SUPPLIED DATA:
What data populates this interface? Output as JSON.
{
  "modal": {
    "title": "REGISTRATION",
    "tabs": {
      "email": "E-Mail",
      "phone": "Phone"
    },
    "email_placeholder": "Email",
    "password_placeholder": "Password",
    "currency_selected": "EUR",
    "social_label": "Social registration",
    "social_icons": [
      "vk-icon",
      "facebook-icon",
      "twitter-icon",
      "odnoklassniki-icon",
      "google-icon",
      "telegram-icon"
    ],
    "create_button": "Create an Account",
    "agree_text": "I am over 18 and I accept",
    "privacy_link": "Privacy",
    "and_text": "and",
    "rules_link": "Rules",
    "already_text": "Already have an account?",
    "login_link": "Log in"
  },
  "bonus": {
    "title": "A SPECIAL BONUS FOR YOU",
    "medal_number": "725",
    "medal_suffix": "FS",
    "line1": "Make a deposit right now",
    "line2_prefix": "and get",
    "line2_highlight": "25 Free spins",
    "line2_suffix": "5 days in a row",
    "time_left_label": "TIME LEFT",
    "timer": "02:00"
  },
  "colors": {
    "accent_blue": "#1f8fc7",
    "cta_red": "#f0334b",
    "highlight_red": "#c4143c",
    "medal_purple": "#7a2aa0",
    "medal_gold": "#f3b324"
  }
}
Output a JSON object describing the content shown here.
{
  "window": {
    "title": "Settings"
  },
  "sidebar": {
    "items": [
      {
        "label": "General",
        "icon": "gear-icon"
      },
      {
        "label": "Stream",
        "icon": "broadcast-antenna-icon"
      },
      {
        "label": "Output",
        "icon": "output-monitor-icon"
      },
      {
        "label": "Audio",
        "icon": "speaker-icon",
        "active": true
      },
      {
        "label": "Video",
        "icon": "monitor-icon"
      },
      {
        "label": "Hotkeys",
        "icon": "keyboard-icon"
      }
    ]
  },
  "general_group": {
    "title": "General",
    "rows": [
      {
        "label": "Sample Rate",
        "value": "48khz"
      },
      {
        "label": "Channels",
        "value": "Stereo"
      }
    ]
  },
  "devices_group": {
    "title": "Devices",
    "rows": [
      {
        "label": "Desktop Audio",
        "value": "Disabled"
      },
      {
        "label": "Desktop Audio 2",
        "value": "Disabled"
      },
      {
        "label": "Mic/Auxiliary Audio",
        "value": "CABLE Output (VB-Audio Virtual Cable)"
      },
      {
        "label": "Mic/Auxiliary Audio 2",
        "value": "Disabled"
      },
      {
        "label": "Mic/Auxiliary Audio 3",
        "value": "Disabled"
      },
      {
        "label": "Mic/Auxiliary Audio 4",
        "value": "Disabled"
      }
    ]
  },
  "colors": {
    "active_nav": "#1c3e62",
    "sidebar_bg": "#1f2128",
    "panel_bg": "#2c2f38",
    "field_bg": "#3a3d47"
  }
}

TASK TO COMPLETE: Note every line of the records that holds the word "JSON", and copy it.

SOLUTION FOR THIS PROBLEM:
What data populates this interface? Output as JSON.
Output a JSON object describing the content shown here.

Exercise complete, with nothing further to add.